Exercise details: Work through the data below and give the number of lines holding "value", nothing more.

━━━━━━

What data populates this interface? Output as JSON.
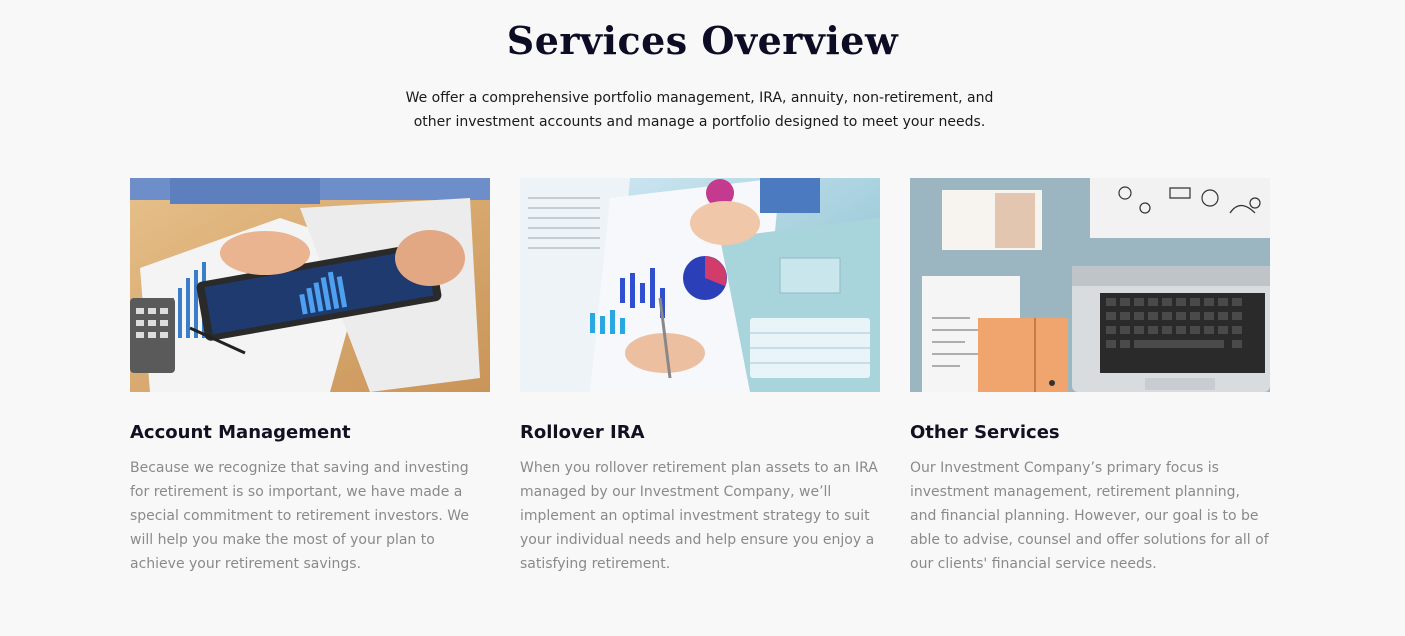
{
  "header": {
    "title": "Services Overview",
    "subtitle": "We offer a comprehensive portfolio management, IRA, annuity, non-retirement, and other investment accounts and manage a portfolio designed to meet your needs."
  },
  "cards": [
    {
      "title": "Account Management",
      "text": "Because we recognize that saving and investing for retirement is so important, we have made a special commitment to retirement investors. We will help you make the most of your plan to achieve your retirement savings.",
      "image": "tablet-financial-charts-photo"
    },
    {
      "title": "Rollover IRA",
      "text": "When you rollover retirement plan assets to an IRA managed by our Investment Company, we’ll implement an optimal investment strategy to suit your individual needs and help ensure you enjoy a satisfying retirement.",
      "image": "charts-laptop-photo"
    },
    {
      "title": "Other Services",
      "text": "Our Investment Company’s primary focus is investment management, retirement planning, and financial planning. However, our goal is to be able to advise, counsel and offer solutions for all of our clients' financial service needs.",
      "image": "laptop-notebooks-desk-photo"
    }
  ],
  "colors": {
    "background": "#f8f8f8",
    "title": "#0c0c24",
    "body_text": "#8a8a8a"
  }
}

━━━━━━

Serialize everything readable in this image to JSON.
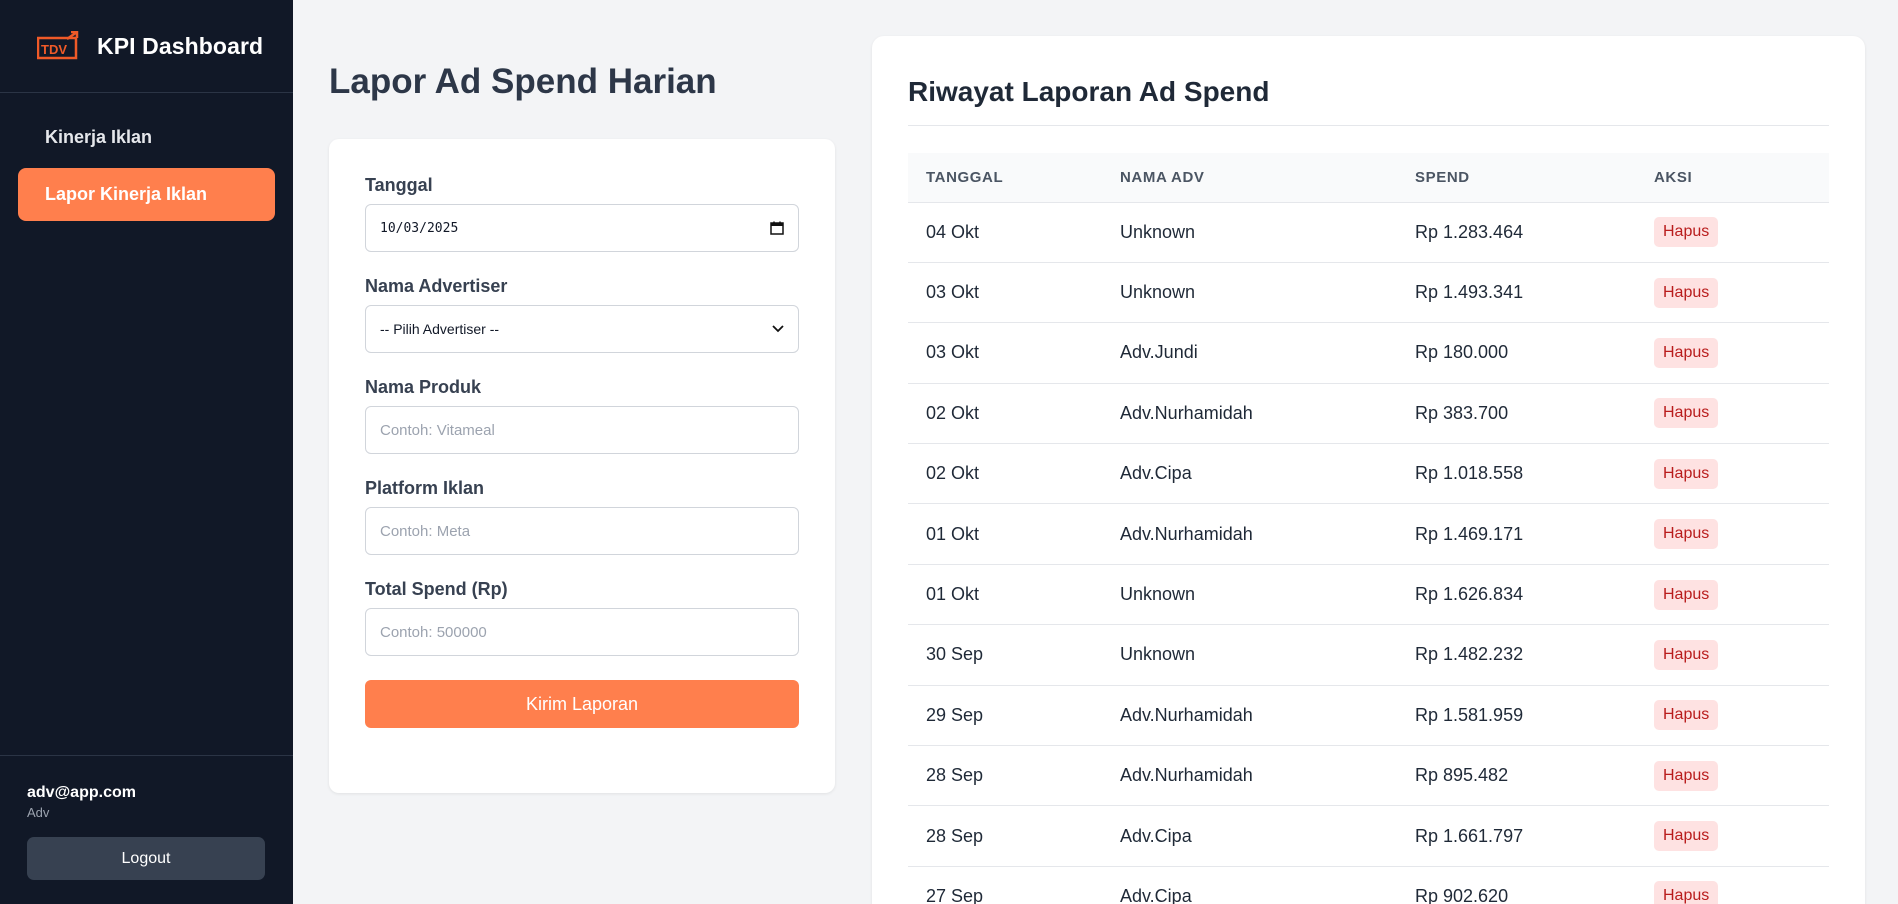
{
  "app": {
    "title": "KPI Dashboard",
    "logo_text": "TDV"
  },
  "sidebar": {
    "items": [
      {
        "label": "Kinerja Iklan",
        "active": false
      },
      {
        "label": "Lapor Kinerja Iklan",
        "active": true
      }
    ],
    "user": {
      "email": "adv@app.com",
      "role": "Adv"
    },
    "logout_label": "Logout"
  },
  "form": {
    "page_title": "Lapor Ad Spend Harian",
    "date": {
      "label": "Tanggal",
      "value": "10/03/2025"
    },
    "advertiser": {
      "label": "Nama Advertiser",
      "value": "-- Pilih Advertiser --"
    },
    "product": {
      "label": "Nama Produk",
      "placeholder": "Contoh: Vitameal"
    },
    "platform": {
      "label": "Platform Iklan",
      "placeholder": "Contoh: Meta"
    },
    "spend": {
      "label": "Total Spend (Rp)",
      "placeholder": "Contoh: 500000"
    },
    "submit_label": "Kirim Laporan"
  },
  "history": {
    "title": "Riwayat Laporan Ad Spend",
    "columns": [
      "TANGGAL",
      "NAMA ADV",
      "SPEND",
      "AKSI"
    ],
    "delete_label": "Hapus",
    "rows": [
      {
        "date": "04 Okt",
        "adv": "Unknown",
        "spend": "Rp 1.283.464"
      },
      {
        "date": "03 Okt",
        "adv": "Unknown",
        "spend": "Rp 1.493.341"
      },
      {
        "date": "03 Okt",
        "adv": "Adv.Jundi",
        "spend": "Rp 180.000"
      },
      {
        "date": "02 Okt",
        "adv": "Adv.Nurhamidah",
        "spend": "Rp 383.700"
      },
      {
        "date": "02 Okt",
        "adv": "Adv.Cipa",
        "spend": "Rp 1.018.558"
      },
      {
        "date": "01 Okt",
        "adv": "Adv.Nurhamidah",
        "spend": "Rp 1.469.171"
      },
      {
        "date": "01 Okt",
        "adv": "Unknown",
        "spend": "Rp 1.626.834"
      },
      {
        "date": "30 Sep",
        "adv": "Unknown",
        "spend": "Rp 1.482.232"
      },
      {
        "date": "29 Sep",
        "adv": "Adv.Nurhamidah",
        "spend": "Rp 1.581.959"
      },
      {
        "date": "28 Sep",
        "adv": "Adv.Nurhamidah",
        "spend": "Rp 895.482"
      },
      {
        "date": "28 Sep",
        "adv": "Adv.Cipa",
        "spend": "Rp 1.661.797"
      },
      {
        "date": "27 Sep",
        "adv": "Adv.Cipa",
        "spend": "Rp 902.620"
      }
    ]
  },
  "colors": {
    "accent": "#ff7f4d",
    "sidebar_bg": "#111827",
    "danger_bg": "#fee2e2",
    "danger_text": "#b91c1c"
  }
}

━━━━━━

Solution to this exercise: 2